══ DATA

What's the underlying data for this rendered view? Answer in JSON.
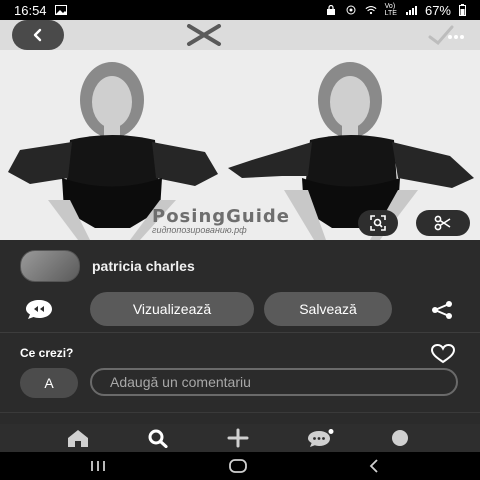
{
  "status_bar": {
    "time": "16:54",
    "battery": "67%",
    "network_top": "Vo)",
    "network_bottom": "LTE"
  },
  "pin_header": {
    "back_icon": "chevron-left-icon",
    "app_logo_icon": "x-mark-icon",
    "more_icon": "more-dots-icon"
  },
  "image": {
    "watermark_title": "PosingGuide",
    "watermark_subtitle": "гидпопозированию.рф",
    "visual_search_icon": "visual-search-icon",
    "crop_icon": "scissors-icon"
  },
  "author": {
    "name": "patricia charles"
  },
  "actions": {
    "visit_label": "Vizualizează",
    "save_label": "Salvează",
    "comment_icon": "chat-bubble-icon",
    "share_icon": "share-icon"
  },
  "comments": {
    "heading": "Ce crezi?",
    "avatar_initial": "A",
    "input_placeholder": "Adaugă un comentariu",
    "like_icon": "heart-icon"
  },
  "tab_bar": {
    "items": [
      "home-icon",
      "search-icon",
      "create-plus-icon",
      "messages-icon",
      "profile-icon"
    ]
  },
  "system_nav": {
    "items": [
      "recents-icon",
      "home-circle-icon",
      "back-arrow-icon"
    ]
  }
}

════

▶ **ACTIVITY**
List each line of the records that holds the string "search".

▶ **OUTPUT FOR THIS EXERCISE**
    "visual_search_icon": "visual-search-icon",
      "search-icon",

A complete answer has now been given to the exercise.